Data ▸
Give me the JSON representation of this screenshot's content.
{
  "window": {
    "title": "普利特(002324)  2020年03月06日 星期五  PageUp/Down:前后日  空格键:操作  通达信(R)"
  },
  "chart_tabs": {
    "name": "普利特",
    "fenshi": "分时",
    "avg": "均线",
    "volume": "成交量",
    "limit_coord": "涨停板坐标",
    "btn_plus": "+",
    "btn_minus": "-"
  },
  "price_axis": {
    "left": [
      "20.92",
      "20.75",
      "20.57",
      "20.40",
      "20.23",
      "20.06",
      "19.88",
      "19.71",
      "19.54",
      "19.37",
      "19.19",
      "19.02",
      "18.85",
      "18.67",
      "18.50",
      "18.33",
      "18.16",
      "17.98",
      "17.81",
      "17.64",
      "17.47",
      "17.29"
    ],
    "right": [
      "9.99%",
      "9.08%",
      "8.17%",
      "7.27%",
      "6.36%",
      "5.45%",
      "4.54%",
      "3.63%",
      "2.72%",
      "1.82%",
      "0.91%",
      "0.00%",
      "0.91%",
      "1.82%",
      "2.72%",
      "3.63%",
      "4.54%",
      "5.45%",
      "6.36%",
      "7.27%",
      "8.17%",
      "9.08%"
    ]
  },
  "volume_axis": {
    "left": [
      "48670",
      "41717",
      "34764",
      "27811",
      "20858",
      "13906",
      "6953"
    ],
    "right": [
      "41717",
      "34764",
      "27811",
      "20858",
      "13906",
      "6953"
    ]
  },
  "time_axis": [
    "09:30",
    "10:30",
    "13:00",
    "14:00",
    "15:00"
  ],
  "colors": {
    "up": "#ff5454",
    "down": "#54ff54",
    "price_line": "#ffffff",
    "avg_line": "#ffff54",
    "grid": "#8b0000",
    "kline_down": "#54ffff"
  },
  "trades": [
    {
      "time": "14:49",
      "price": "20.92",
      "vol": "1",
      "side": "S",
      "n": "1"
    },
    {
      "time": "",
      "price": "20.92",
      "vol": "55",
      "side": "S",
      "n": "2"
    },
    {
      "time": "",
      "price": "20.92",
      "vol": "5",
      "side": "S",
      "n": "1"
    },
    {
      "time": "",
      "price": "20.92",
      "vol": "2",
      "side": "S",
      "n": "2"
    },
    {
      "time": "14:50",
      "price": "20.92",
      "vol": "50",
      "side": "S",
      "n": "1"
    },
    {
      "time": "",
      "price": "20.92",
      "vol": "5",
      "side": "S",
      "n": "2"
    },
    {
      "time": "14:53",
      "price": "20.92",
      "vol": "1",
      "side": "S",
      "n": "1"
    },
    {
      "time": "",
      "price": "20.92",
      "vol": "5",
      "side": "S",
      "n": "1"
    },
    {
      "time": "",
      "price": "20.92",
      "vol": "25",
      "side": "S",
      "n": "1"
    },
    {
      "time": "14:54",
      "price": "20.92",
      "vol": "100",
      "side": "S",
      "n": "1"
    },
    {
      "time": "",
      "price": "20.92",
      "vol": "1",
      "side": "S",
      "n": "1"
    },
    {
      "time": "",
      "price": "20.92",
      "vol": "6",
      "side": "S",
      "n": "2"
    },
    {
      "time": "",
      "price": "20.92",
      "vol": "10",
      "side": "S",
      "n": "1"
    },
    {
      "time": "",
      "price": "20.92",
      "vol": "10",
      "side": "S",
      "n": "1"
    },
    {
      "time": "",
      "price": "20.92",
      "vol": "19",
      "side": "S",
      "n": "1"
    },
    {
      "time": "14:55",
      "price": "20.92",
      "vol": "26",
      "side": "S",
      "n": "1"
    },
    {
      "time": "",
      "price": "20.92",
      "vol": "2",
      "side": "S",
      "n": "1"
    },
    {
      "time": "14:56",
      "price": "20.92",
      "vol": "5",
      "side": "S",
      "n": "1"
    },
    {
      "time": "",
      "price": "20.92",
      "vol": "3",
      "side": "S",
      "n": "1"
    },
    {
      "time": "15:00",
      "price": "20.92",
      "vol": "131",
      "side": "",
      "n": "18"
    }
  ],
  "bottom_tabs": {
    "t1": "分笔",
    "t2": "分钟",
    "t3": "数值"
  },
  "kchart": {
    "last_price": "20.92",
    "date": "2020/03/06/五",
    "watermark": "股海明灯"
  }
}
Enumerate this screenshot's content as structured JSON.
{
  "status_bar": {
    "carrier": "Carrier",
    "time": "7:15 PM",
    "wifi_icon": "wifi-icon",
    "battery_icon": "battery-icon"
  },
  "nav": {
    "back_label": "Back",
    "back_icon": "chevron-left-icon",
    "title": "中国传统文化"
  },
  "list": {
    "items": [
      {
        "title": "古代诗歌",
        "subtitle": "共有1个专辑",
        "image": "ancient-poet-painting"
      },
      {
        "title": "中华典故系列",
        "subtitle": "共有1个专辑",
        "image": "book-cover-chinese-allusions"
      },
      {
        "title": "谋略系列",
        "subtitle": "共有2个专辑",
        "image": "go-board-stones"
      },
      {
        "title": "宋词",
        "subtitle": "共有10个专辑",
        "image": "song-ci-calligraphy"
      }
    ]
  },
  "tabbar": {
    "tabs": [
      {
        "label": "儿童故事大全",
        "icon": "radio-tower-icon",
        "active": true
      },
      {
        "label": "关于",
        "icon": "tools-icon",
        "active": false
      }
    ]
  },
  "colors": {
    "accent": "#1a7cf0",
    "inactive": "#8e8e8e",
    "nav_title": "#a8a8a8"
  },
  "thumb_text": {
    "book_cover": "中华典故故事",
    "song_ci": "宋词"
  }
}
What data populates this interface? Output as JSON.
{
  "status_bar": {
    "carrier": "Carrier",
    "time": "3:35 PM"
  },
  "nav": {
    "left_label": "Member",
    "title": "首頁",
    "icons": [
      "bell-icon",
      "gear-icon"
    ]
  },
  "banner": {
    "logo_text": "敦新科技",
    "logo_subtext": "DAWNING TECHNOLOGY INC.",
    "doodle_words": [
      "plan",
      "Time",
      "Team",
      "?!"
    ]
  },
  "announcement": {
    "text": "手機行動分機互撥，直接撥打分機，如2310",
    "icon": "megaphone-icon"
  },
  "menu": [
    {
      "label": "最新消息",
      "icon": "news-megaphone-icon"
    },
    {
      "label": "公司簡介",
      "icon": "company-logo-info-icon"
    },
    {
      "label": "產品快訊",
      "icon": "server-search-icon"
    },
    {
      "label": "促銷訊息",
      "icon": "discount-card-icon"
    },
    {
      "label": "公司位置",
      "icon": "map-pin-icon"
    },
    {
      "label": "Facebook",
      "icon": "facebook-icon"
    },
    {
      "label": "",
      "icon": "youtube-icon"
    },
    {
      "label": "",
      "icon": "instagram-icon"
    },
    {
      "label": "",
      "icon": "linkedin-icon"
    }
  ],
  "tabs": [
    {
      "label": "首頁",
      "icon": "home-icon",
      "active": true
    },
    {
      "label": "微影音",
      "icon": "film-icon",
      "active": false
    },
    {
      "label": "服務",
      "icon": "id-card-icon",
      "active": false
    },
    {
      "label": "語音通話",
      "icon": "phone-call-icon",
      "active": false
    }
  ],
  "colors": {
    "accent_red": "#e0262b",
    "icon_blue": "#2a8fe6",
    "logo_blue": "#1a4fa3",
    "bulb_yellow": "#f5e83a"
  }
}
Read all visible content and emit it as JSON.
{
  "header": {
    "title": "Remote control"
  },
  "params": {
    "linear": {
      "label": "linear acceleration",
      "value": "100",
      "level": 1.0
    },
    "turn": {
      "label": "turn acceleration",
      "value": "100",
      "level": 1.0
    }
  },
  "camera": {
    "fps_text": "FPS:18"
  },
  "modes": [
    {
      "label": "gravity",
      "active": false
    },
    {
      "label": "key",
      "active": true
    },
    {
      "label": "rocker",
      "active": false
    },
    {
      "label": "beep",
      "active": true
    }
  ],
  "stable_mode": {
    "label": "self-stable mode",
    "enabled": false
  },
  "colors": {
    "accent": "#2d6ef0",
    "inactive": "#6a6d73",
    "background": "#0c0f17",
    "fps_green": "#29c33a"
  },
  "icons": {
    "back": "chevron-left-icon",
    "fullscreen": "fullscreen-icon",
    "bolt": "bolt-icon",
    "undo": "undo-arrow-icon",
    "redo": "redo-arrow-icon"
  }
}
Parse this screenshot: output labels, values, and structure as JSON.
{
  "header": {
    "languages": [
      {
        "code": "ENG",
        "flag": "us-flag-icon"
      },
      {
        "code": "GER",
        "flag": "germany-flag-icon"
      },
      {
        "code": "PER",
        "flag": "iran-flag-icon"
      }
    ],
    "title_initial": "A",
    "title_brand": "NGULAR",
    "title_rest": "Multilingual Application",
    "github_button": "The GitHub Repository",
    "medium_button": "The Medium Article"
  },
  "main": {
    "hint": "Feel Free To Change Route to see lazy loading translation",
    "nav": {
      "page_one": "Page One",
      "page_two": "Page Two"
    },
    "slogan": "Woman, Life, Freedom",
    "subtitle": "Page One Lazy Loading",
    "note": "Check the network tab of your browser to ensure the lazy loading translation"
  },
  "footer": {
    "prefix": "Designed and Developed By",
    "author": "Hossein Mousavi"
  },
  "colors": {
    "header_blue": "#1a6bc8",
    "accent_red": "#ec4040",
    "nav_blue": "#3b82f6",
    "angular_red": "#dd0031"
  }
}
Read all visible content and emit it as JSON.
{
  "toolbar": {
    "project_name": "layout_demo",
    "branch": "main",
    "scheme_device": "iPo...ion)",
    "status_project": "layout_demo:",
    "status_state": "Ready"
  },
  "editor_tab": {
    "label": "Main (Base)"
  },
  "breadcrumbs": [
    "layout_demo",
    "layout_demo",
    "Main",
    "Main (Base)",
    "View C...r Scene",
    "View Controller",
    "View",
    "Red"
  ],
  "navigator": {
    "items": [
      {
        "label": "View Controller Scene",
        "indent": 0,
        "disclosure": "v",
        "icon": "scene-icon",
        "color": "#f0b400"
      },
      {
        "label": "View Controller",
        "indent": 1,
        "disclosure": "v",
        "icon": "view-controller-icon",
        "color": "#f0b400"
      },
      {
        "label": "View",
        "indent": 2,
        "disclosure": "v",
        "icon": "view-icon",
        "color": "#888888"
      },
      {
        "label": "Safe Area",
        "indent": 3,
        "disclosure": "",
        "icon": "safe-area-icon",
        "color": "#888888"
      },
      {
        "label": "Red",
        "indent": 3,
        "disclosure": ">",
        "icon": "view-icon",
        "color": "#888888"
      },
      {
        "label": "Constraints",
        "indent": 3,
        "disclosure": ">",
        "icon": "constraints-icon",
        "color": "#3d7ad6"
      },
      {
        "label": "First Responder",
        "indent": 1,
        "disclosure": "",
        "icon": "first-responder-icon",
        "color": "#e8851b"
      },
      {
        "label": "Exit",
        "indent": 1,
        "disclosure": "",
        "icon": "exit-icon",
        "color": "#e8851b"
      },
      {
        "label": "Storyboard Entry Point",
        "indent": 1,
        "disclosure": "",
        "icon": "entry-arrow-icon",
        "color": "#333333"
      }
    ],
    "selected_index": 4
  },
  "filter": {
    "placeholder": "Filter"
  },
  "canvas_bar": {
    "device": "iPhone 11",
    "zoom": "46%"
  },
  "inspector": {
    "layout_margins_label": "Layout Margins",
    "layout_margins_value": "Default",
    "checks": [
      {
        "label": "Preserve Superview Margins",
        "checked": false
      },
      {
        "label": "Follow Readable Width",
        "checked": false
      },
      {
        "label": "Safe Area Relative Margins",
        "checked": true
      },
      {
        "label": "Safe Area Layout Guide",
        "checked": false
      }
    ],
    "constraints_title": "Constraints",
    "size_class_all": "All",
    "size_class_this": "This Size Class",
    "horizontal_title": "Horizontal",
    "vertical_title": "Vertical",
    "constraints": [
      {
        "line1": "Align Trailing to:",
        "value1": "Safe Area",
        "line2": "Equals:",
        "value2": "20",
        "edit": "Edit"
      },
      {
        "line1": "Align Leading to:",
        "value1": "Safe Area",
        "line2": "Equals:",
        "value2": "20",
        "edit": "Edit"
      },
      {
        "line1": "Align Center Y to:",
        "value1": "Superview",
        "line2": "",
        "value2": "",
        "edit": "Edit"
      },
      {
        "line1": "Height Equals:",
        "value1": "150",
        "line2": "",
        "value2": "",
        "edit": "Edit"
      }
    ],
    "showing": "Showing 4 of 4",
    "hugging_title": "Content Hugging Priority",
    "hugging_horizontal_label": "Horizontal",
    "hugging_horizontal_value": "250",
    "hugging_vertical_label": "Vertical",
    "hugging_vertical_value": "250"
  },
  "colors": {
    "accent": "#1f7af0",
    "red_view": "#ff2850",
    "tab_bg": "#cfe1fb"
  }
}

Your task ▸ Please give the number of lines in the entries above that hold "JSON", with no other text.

Problem solution ▸ 6